* WHAT YOU ARE ASKED TO DO
Gather every line below where "actions" appears.

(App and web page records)
*** Begin section ***

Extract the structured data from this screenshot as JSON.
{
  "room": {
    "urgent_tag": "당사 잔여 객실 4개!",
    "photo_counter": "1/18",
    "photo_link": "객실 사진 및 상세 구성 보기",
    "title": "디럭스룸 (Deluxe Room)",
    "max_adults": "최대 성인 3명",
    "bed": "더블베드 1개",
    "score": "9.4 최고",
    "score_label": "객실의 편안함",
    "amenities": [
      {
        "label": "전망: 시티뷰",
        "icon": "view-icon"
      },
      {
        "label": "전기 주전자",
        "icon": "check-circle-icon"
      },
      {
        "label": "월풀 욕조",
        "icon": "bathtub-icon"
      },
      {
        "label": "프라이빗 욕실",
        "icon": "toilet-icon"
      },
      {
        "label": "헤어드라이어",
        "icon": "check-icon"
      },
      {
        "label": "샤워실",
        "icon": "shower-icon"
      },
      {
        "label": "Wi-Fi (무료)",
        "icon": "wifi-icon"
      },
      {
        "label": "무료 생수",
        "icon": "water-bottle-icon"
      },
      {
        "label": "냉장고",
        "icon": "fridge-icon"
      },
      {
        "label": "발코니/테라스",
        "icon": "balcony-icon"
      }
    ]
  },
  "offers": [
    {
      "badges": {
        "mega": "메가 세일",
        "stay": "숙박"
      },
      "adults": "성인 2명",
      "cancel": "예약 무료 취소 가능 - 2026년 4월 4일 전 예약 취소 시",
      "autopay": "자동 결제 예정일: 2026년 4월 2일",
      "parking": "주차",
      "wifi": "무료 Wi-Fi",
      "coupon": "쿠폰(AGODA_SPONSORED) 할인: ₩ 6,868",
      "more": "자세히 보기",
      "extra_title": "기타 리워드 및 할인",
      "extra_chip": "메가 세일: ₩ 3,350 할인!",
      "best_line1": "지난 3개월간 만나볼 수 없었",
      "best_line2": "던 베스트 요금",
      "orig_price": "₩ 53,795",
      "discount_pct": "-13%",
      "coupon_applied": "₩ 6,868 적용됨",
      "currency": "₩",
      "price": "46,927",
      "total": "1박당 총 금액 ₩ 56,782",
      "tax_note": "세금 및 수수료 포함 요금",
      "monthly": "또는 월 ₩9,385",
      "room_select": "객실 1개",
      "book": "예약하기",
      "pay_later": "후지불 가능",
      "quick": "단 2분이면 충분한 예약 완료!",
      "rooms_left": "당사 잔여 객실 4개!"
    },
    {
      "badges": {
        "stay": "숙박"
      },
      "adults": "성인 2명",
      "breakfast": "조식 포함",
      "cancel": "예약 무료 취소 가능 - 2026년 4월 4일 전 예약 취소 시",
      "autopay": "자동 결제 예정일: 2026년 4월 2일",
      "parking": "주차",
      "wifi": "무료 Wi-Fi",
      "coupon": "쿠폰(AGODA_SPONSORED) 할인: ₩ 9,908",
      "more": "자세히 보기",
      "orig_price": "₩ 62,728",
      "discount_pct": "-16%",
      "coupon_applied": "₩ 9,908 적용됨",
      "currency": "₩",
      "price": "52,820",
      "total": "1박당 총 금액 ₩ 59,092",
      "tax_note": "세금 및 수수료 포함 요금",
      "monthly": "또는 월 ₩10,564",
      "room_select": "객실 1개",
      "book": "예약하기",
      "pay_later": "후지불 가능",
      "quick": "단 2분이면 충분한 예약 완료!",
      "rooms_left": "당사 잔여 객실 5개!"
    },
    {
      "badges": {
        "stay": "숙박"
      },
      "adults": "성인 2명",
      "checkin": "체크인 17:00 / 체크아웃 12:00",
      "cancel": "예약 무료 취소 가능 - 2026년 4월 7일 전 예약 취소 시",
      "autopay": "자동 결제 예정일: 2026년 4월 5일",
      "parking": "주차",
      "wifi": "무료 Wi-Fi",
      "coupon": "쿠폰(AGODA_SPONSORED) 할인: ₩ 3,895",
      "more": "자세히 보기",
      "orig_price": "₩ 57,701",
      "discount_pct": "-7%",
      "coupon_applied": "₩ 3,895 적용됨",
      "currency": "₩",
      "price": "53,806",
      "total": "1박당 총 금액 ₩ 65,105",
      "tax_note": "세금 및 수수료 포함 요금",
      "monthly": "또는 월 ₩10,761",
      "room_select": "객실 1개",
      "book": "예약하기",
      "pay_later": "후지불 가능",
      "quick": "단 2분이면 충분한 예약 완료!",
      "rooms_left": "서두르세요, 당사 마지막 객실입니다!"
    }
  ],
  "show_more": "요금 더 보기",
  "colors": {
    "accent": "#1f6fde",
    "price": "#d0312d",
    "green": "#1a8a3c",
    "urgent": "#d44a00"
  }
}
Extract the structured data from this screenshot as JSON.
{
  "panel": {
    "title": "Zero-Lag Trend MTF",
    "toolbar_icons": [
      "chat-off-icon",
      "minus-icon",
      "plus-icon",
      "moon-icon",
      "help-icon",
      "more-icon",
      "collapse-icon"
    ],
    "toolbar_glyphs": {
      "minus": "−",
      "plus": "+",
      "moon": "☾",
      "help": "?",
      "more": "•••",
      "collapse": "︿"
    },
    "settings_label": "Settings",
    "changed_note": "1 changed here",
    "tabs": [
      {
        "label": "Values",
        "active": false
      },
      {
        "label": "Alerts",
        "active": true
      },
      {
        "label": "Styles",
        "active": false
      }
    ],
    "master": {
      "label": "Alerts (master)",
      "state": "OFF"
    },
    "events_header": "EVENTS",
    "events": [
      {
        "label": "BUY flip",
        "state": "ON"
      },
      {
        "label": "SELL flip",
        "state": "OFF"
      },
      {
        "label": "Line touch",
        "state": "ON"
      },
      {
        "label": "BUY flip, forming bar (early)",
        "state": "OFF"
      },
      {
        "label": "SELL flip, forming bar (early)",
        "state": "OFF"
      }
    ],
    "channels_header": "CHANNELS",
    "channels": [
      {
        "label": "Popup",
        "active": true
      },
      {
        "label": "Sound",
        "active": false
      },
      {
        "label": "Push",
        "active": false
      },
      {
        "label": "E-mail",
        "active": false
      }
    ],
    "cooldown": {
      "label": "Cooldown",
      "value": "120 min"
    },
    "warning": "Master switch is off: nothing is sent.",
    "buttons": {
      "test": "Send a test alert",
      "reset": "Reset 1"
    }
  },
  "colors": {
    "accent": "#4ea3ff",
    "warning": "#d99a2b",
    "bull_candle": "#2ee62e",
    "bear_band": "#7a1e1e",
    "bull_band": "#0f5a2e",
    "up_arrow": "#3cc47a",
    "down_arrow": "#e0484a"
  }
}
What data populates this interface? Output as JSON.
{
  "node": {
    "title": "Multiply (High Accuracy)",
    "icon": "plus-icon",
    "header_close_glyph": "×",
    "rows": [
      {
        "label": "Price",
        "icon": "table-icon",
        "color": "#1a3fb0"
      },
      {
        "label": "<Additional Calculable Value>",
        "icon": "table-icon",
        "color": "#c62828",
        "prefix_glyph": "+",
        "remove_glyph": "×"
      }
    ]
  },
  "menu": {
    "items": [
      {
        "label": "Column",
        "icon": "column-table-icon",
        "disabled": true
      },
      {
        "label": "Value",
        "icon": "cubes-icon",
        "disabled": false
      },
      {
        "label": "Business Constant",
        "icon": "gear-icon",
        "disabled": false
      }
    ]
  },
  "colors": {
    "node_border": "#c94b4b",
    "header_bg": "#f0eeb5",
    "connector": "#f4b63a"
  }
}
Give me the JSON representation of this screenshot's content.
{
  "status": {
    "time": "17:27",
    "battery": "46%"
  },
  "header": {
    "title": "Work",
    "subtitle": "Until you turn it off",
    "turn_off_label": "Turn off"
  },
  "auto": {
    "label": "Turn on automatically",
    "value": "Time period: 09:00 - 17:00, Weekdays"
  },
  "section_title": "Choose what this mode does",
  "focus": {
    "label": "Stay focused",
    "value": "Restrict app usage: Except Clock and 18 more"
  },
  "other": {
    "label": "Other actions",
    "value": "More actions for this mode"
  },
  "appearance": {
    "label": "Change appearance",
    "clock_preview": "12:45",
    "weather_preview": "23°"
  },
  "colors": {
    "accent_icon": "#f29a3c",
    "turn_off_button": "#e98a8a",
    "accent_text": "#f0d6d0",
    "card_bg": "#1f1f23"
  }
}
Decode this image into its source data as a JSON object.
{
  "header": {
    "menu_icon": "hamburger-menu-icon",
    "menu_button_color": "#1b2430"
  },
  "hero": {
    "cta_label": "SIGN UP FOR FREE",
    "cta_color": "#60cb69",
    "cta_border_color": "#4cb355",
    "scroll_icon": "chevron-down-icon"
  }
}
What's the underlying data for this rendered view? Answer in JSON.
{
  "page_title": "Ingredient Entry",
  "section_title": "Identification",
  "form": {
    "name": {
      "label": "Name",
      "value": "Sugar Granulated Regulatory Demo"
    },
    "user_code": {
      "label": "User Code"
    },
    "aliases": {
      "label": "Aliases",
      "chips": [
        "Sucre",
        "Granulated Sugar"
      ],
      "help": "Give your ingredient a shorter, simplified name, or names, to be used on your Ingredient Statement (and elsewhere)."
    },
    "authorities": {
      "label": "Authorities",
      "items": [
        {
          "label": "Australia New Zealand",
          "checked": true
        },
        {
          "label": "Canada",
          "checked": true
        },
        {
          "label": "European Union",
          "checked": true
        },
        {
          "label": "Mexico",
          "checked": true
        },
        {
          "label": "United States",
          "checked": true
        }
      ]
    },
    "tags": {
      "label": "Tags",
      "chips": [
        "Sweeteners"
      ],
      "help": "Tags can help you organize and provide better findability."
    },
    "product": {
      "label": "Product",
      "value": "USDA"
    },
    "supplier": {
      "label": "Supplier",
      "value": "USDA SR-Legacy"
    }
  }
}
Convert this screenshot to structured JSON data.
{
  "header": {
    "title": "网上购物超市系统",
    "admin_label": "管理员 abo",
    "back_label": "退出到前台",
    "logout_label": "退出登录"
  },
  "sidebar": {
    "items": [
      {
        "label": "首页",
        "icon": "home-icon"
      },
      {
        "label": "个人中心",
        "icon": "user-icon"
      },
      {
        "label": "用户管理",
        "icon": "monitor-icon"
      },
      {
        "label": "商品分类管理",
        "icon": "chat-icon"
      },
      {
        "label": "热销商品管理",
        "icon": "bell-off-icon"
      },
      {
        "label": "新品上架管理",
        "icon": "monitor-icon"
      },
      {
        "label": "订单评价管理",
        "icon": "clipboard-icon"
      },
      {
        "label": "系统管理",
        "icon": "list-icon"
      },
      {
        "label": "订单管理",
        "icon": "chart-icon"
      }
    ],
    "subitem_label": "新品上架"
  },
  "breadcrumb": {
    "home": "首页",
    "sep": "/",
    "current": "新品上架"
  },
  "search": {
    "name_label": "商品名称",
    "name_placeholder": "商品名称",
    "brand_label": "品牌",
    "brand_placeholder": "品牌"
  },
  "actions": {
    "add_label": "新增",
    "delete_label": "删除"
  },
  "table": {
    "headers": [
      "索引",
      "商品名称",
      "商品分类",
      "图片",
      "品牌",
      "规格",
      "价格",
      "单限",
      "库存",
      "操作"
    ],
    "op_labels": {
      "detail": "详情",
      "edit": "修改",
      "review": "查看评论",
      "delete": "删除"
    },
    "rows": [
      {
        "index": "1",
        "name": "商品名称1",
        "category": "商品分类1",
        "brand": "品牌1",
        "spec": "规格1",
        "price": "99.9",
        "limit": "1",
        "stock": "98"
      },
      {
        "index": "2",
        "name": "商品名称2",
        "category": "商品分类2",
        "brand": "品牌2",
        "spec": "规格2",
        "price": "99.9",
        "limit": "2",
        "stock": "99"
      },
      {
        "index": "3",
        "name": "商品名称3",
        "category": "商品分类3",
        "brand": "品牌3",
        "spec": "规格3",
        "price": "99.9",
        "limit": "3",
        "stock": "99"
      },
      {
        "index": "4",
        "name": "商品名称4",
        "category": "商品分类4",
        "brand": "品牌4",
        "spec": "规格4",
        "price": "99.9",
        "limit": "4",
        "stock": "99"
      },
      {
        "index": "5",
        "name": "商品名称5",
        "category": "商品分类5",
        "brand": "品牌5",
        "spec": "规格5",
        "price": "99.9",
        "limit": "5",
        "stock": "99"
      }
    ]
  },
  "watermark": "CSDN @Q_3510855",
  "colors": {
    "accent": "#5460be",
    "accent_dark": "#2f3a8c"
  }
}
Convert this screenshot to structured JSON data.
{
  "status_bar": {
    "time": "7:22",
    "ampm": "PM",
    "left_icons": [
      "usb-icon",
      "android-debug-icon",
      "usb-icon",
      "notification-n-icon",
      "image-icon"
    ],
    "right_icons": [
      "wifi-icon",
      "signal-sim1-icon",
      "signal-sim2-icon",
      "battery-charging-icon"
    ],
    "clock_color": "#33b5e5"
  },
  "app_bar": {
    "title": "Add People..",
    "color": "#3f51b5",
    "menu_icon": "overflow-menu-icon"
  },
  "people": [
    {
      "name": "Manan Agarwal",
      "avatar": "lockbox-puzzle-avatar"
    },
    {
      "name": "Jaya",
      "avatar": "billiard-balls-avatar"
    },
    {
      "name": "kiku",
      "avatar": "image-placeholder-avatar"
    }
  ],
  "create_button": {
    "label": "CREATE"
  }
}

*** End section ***

* TASK SOLUTION
    "label": "Other actions",
    "value": "More actions for this mode"
  "actions": {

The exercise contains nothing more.